o In Pete's desperate attempt to crank the Vincent, he said, "My puny weight wouldn’t even move it. I tried the mystery lever on the left handlebar, and it spun over freely. I held this lever in and kicked and kicked. Every now and then I was rewarded with a loud explosion from the exhaust, but run it wouldn’t." One of his friends had an older brother with a Whizzer. "He said that lever must be like the decompressor on his brother’s Whizzer which you needed to release before it would start. I tried this, and after a few more kicks, it suddenly burst into life. What excitement!"
o Pete said of his pre-license days, he would ride his Francis Barnett around town until he got pulled over. "The cop told me to drive home and he would follow. I didn’t speed, with him behind me. He talked to my dad, and said I rode the bike well, but I could not ride it again until I was 16 and had a license. If he caught me again, he would seize the machine. It went into the basement It was a bit rough, and i was instructed to dismantle it completely, and the sheet metal would go to a family friend who had a body shop, and my dad would finance the repairs and paint. Interestingly, it didn’t get finished until a week before I turned 16. I had it painted Chinese Red, like the Vincent."

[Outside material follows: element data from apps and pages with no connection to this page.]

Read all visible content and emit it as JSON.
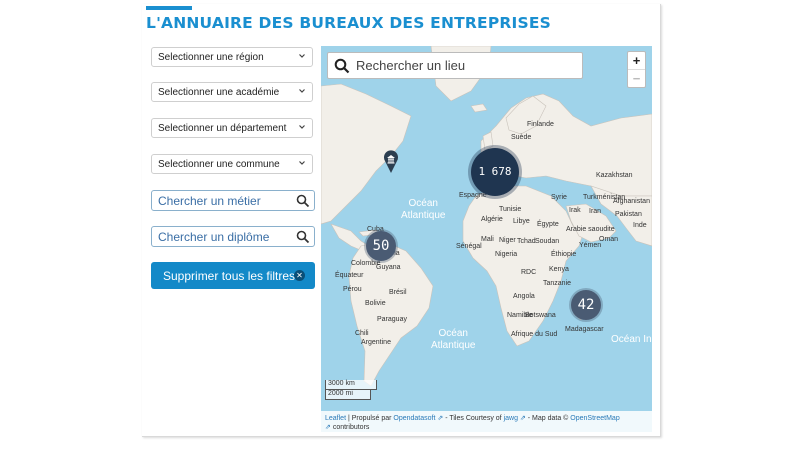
{
  "page": {
    "title": "L'ANNUAIRE DES BUREAUX DES ENTREPRISES"
  },
  "filters": {
    "region": "Selectionner une région",
    "academie": "Selectionner une académie",
    "departement": "Selectionner un département",
    "commune": "Selectionner une commune",
    "metier_placeholder": "Chercher un métier",
    "diplome_placeholder": "Chercher un diplôme",
    "clear_label": "Supprimer tous les filtres"
  },
  "map": {
    "search_placeholder": "Rechercher un lieu",
    "zoom_in": "+",
    "zoom_out": "−",
    "oceans": {
      "north": [
        "Océan",
        "Atlantique"
      ],
      "south": [
        "Océan",
        "Atlantique"
      ],
      "indian": "Océan In"
    },
    "clusters": {
      "europe": "1 678",
      "south_america": "50",
      "madagascar": "42"
    },
    "countries": {
      "finland": "Finlande",
      "sweden": "Suède",
      "kazakhstan": "Kazakhstan",
      "turkmenistan": "Turkménistan",
      "syria": "Syrie",
      "iraq": "Irak",
      "iran": "Iran",
      "afghanistan": "Afghanistan",
      "pakistan": "Pakistan",
      "india": "Inde",
      "saudi": "Arabie saoudite",
      "oman": "Oman",
      "yemen": "Yémen",
      "tunisia": "Tunisie",
      "algeria": "Algérie",
      "libya": "Libye",
      "egypt": "Égypte",
      "mali": "Mali",
      "niger": "Niger",
      "chad": "Tchad",
      "sudan": "Soudan",
      "senegal": "Sénégal",
      "nigeria": "Nigeria",
      "ethiopia": "Éthiopie",
      "congo": "RDC",
      "kenya": "Kenya",
      "tanzania": "Tanzanie",
      "angola": "Angola",
      "namibia": "Namibie",
      "botswana": "Botswana",
      "madagascar": "Madagascar",
      "south_africa": "Afrique du Sud",
      "spain": "Espagne",
      "venezuela": "Venezuela",
      "colombia": "Colombie",
      "guyana": "Guyana",
      "equateur": "Équateur",
      "peru": "Pérou",
      "brazil": "Brésil",
      "bolivia": "Bolivie",
      "paraguay": "Paraguay",
      "chile": "Chili",
      "argentina": "Argentine",
      "cuba": "Cuba"
    },
    "scale": {
      "km": "3000 km",
      "mi": "2000 mi"
    },
    "attribution": {
      "leaflet": "Leaflet",
      "propulse": "| Propulsé par",
      "ods": "Opendatasoft",
      "tiles": "- Tiles Courtesy of",
      "jawg": "jawg",
      "mapdata": "- Map data ©",
      "osm": "OpenStreetMap",
      "contributors": "contributors"
    }
  },
  "colors": {
    "accent": "#1a8fd0",
    "button": "#1389c8",
    "ocean": "#9fd3ea",
    "land": "#f2efe9"
  }
}
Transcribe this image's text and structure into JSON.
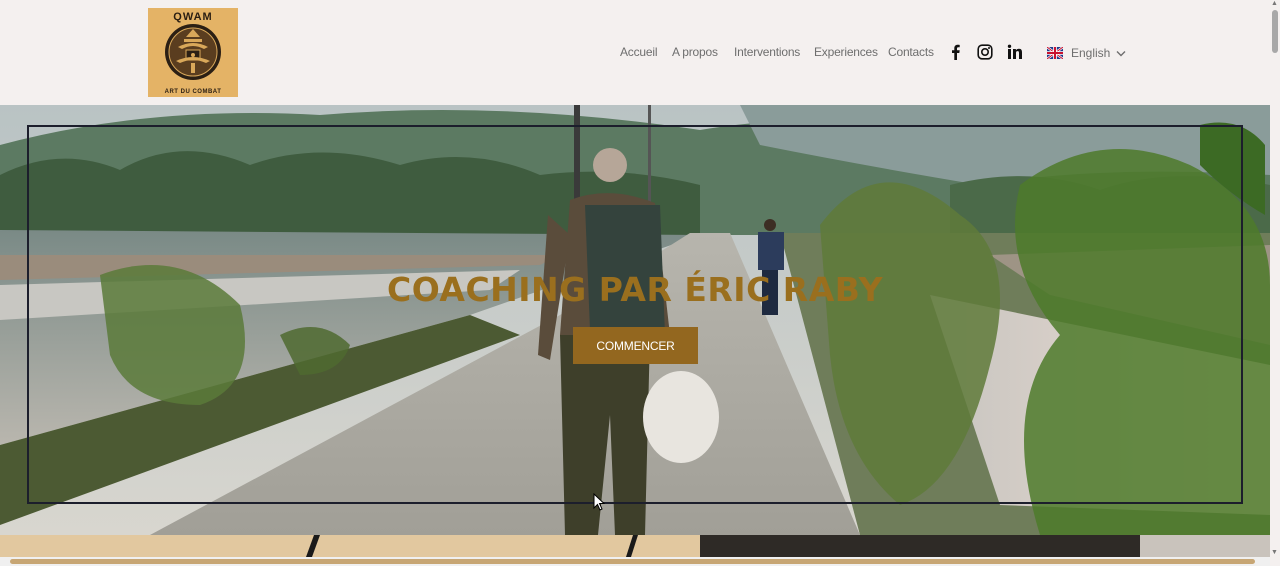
{
  "logo": {
    "top_text": "QWAM",
    "bottom_text": "ART DU COMBAT"
  },
  "nav": {
    "links": [
      "Accueil",
      "A propos",
      "Interventions",
      "Experiences",
      "Contacts"
    ]
  },
  "social": {
    "facebook_icon": "facebook-icon",
    "instagram_icon": "instagram-icon",
    "linkedin_icon": "linkedin-icon"
  },
  "language": {
    "label": "English",
    "flag_icon": "uk-flag-icon"
  },
  "hero": {
    "title": "COACHING PAR ÉRIC RABY",
    "button_label": "COMMENCER"
  },
  "colors": {
    "accent": "#93671f",
    "title": "#9a6f1e",
    "header_bg": "#f4f0ef",
    "logo_bg": "#e4b366",
    "frame": "#1c1e2c"
  }
}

o "Many years later, the Vincent showed up at an auction. I couldn’t afford it. It was actually a “White Shadow”, with polished cases, and heads, and as it was imported to N. America originally, it was finished in Chinese Red to appeal to the N. American market. That’s why it has the alloy fenders rather than the usual touring fenders as on a red Rapide."
o 1912 Indian Single: Pete said, "In 1956, I rode my less than perfectly restored 1912 Indian in the AMCA’s Canadian London to Brighton Run. I told them it was a 1910, so it was approved. The weather for the entire 400 miles was either very hot, or raining heavily the whole time. The magneto, sparked OK when I tested it, but when it got hot, the condenser would break down, and it would misfire, and cut out. When the rain came, the magneto was cooled off, and performed well, but the exposed brake bands would slip, so I had no brakes. Fortunately, I had been riding a bicycle a lot, as I had two pedal most of the way. I removed the front fender so I could jam my foot on the front tire to slow down in the rain.
Fortunately, I had a good friend who towed my trailer behind his ’33 Ford sedan, getting me to the start, and picking me up at the finish. He couldn’t enter, as his car was too new."